Our next pilgrimage story comes to us from Natalie Kuchta. You may recognize the school she visited from a previous pilgrimage story! (You can find it here: https://www.axiawomen.org/blog/pilgrimage-story-christ-my-heart.) We hope you enjoy her reflections on connecting with the saints and carrying their prayers back from a pilgrimage.
I have done many travels in my life, but my pilgrimage to the Holy Land surprised me in many ways. I remember watching my first Chicago Marathon when my daughter Rachel ran in college, and feeling incredibly inspired by the extraordinary efforts of so many people, giving their best to a race they had trained for months or even years - all for one goal: to cross the finish line after 26.2 miles.
When I returned from my pilgrimage, I felt a little like that. I may not have trained well for or finished with a great time, but I finished the race: two weeks of long days of pilgrimage, all with a group that had shared each and every long day together. When I signed up for the pilgrimage, I had no other expectations except to survive the trip, as I had heard that this tour guide kept up a very rigorous schedule with long days and lots of walking. But the wisdom and great teaching from our guide, as well as all the great friendships developed along the way, kept me strong to finish the race!
Another thing that surprised me: I did not imagine that it would be so much fun! I and my fellow pilgrims will not likely forget all the long days of touring, the laughs, the intense learning we did along the way, and how we helped each other when needed from morning till evening. And then, of course, there were the most serious moments, being in the holy places that I had no idea would change me like they did.
But perhaps the biggest surprise of our journey was visiting the Orthodox School of Bethany. It was a life-changing experience to meet the principal, Sister Martha (now Mother Maria), and hear her talk about all the school does for the students and the many challenges of running an Orthodox Christian School composed of children who are not all of the same faith.
The school maintains very high educational standards and is sought out by families that desire to have their children well-educated. However, they are often struggling with difficult requirements that, if not followed, could cause the school to be shut down. In spite of the many threats and challenges from the outside, her record of excellence in education is measurable, and she often is asked to take in orphans who have been abandoned or abused. They maintain a boarding facility where these girls are taken care of by the school and become their family.

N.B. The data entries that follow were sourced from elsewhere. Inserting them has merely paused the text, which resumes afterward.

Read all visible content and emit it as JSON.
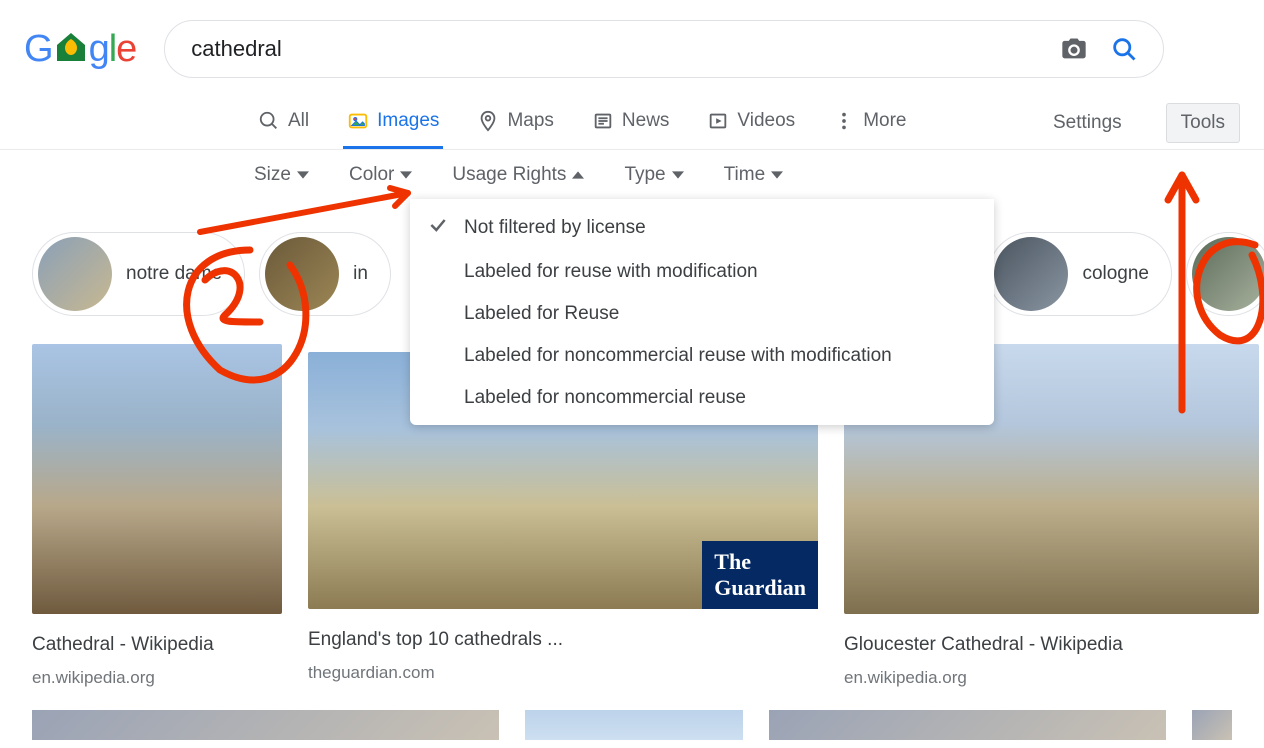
{
  "search": {
    "query": "cathedral"
  },
  "tabs": {
    "all": "All",
    "images": "Images",
    "maps": "Maps",
    "news": "News",
    "videos": "Videos",
    "more": "More",
    "settings": "Settings",
    "tools": "Tools"
  },
  "filters": {
    "size": "Size",
    "color": "Color",
    "usage_rights": "Usage Rights",
    "type": "Type",
    "time": "Time"
  },
  "usage_dropdown": {
    "o0": "Not filtered by license",
    "o1": "Labeled for reuse with modification",
    "o2": "Labeled for Reuse",
    "o3": "Labeled for noncommercial reuse with modification",
    "o4": "Labeled for noncommercial reuse"
  },
  "chips": {
    "c0": "notre dame",
    "c1": "in",
    "c2": "cologne"
  },
  "results": {
    "r0": {
      "title": "Cathedral - Wikipedia",
      "src": "en.wikipedia.org"
    },
    "r1": {
      "title": "England's top 10 cathedrals ...",
      "src": "theguardian.com"
    },
    "r2": {
      "title": "Gloucester Cathedral - Wikipedia",
      "src": "en.wikipedia.org"
    }
  },
  "badge": {
    "guardian_line1": "The",
    "guardian_line2": "Guardian"
  }
}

I was so touched by seeing this school that I could have stayed there the whole day. Someone asked Sister Martha if she was ever afraid for her life, as she has been threatened many times crossing checkpoints. She answered that she is always concerned for her girls, but she thinks of protecting them the way Saint Sophia prepared and prayed for her daughters, Faith, Hope, and Love–and said she would like to prepare her girls for whatever is required of them and not worry for herself. Her goal was to be like St. Sophia, living as if she were already dead. Seeing the beauty of the joy on Sister Martha’s face as she said this, I felt like I was in the presence of a saint, and I walked away in tears.

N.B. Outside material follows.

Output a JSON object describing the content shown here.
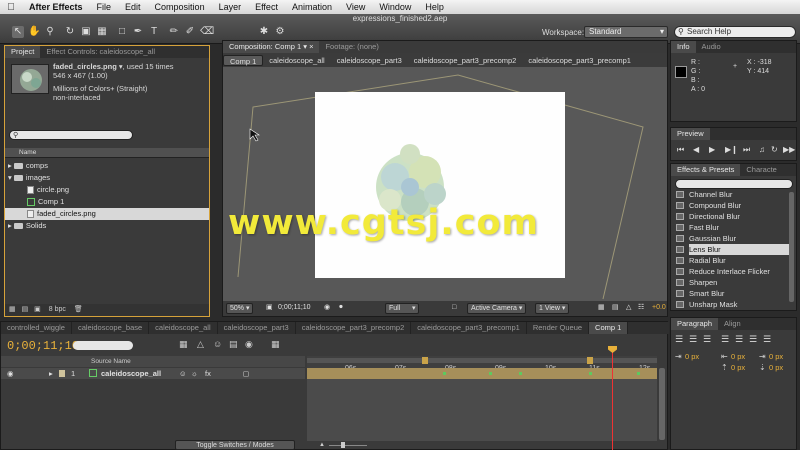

Returning from any pilgrimage is a challenge. Once I was back at work and caring for my family, I thought for a while I had lost the life-changing experience that I had had in the Holy Land. Then all of a sudden, one song brought me back to the Church where I venerated so many Saints’ relics, and prayed by the remains of Saint Elizabeth the New Martyr and Saint Barbara. It brought back to me standing on the floor of the Church stained with the blood of the martyrs… kneeling and touching the Rock of Golgotha... and pressing my face against the Tomb of Christ at the Church of the Holy Sepulcher. Visiting holy places truly does change you. When you touch the relics of saints, it changes your prayers to the saints; you feel them with you, as though they are holding your hand while you pray together.
The visit to the school and meeting Sister Martha also changed me. I often think of the lesson from St. Sophia that Sister Martha shared. I now have an Icon of St. Sophia on my desk, with her three daughters. I ask for her prayers, especially that I can live without fear, as though I were already dead. That is a challenge indeed.
Natalie Kuchta is the wife of a priest in Palatine, Illinois, where they have served for 38 years. She converted to Orthodoxy 43 years ago from a Protestant background. They have raised two daughters at this parish and had the joy of seeing them baptized and married. She is now watching her six grandchildren grow up in the Faith. Originally trained as an English teacher, she is passionate about helping those new to Orthodoxy to learn the Faith. Natalie is inspired by female saints who devoted their lives to serving the poor, and coordinates PADS dinners–a kind of homelessness outreach–with her church, volunteers for food pantries, and supports many other organizations that help the needy in her community. Her other greatest joys are spending time with her grandchildren, serving as a reader in church, praying and singing in services, and reading the lives of women saints as well as their writings and teachings. One of her favorite quotes comes from St. Maria Skobtsova: "Each person is the very Icon of Christ Incarnate in this world.”